By Lou Adler
In a recent LinkedIn post describing the importance of soft skills, one person commented that people get hired for the depth of their hard skills but are fired for their lack of soft skills.
Having personally been involved in more than 2,000 different hiring situations over the past forty years, this “Hire Then Fire” approach too often represents reality and sadly reveals a huge flaw in the interviewing process used by most hiring managers. What’s lost is the idea that once people meet a basic threshold of technical competency and ability to learn, it’s the quality of their non-technical skills (like leadership, management, teamwork, and work ethic) that determines how fast they’ll progress.
That’s why in the earlier post I contended that these non-technical skills are too important to be called “soft”:
- Cross-functional understanding and collaboration
- Commitment to success
- Building, developing, and managing teams
- Leading, organizing, and managing matrix projects
- Persuading senior-level people to change direction
- Not making excuses
- Meeting budget and time goals
- Going the extra mile, mile after mile
- Volunteering to handle tough, time-consuming projects
- Strong work ethic
- Dealing with challenges, changes, and setbacks
- And everything else related to working with people and getting things done
More important than what they are called, though, is the idea that these skills need to be incorporated into the interviewing process in parallel with an assessment of the person’s hard skills, rather than as an afterthought.
In this short online training course based on The Essential Guide for Hiring & Getting Hired I demonstrate that it’s possible to assess hard and soft skills in tandem but you need to start with a performance-based job description rather than the traditional laundry list of skills and “must-haves.” Developing these types of job descriptions starts by asking this question for each critical technical skill and competency:
“What will the person actually be doing using (the skill, trait, or competency) that would indicate superior on-the-job performance?”
Having used this approach on hundreds of search projects, it turns out that any job can be summarized by 5–6 different key performance objectives (KPOs) or objectives and key results (OKRs) that embed the required hard and soft skills into the objectives. For example, rather than saying a person must have a specific degree, specific experience, and be team- and results-oriented, it’s better to say something like, “Complete the XZY project within 120 days under tight budget and schedule constraints with limited staff support.”

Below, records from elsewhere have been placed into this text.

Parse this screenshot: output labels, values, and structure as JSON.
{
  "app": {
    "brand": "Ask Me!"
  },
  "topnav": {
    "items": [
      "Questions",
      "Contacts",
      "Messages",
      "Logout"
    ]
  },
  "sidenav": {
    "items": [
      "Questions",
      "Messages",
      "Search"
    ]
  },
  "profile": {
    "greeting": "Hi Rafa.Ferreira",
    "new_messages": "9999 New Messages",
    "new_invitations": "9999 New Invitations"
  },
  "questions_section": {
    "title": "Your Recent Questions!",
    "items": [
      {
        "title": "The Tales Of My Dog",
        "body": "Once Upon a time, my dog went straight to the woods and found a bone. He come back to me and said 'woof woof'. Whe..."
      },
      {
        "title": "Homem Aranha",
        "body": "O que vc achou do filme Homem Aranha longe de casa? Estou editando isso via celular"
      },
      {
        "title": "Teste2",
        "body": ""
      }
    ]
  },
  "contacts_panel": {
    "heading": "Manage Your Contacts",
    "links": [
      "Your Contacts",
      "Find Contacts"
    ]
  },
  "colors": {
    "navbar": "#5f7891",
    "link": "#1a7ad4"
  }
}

The hiring formula for success shown in the graphic above summarizes how this idea was translated into the interviewing and assessment process. The formula presents this relationship: “The ability to do the work in relation to fit drives motivation and ultimately successful performance.” In the formula ability combines both the hard and soft skills with the fit factors being more external. These include the hiring manager’s leadership style, the pace and culture of the organization, and the person’s intrinsic motivation to do the work required.
You’ll be able to gather all of the information needed to make a proper assessment of the soft and hard skills and the fit factors by digging into the person’s major accomplishments most related to the KPOs/OKRs of the open role. The line showing the trend of growth over time in the graphic above is an important factor used to make the assessment. Generally speaking, in the early phases of a person’s career, the technical skills are most important, but within a year or so the person’s non-technical, team, and organization skills become the tipping point for the person’s continued success. Balance between the two is part of the assessment and much of this can be determined when preparing the performance-based job description.
Another important aspect of the assessment is to conduct a formal live debriefing session after the individual interviews are completed. Although members of the interviewing team will ask similar questions, their focus will be narrowed to just a few of the factors in the hiring formula for success. Some of these are highlighted in the graphic. Our quality of hire talent scorecard is a great way to organize the discussion and rank candidates based on the evidence gathered.
The hiring formula for success in combination with a performance-based job description and performance-based interview offers a means to fully understand how the non-technical and fit factors affect a person’s ability and motivation to achieve results. As important is the recognition that it’s what people have accomplished with their skills that is important, not just the amount or list of skills themselves. This is where the soft skills and fit factors turn out to be the difference makers.
About the author
Lou Adler (@LouA) is the CEO of Performance-based Hiring Learning Systems Inc., and the creator of The Hiring Machine® learning platform. His book, The Essential Guide for Hiring & Getting Hired (Workbench, 2013) provides hands-on advice for job-seekers, hiring managers, and recruiters on how to find the best jobs and hire the best people. To navigate the current economic challenges, Lou has just launched a new free course for job seekers to help them “Ace the Interview.”
This article first appeared on the author’s LinkedIn page and is published here with permission.